Collected data
»»
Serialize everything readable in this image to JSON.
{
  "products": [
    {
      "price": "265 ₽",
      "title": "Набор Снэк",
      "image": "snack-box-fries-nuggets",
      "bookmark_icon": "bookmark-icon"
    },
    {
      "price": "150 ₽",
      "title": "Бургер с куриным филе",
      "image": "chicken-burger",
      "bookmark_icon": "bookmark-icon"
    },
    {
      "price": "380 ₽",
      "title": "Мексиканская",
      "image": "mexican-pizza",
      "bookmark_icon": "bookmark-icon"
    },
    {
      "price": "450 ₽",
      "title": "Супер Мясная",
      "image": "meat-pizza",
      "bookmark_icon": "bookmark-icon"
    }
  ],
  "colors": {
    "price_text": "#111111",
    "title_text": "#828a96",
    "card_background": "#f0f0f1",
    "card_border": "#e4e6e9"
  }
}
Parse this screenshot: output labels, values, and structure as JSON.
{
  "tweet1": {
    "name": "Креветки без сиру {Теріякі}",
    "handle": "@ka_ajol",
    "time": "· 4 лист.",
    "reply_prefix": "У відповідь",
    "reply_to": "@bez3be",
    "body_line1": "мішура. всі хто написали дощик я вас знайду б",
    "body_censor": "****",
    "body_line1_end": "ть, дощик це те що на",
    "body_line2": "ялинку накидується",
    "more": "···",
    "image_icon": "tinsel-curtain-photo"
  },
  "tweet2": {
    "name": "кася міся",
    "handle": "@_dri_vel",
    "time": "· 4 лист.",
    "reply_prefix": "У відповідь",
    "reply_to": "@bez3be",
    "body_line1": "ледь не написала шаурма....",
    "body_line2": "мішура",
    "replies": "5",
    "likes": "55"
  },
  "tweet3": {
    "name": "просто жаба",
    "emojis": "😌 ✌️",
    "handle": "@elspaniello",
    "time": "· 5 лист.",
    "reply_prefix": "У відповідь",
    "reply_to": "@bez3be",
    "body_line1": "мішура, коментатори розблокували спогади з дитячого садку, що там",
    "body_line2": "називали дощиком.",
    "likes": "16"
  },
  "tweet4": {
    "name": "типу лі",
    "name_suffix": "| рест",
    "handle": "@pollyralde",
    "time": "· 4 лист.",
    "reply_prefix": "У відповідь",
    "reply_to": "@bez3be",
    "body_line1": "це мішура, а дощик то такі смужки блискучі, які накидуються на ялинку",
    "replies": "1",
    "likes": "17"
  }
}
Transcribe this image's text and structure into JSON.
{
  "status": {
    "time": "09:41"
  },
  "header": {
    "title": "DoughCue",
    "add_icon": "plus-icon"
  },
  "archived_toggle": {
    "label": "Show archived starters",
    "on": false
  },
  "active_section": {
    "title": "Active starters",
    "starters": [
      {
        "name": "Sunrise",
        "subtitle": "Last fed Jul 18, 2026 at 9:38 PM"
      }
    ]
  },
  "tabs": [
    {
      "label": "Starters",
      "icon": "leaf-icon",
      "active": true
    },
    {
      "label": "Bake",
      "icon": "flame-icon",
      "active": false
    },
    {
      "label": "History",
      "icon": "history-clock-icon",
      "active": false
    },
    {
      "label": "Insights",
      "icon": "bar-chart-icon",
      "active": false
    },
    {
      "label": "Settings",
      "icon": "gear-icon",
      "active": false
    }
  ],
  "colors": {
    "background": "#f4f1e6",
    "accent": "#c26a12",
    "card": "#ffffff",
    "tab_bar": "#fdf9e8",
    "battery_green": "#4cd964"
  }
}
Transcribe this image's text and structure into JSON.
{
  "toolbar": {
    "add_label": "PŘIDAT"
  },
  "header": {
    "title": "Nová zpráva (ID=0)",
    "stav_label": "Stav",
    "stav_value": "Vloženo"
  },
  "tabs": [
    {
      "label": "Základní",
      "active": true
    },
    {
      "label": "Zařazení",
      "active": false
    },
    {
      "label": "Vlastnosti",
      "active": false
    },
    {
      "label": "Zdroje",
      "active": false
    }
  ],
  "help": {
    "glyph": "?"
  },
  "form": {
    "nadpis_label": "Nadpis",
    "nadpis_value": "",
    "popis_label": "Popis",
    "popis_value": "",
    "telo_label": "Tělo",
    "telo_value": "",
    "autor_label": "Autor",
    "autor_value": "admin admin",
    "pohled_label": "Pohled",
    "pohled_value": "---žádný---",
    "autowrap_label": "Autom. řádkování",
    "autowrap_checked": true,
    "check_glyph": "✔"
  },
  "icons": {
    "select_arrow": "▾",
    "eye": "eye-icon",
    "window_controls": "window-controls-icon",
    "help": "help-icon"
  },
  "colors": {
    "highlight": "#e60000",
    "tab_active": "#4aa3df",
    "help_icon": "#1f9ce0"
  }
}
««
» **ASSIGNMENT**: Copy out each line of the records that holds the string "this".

» **ANSWER SECTION**:
Serialize everything readable in this image to JSON.
Parse this screenshot: output labels, values, and structure as JSON.
Transcribe this image's text and structure into JSON.
Transcribe this image's text and structure into JSON.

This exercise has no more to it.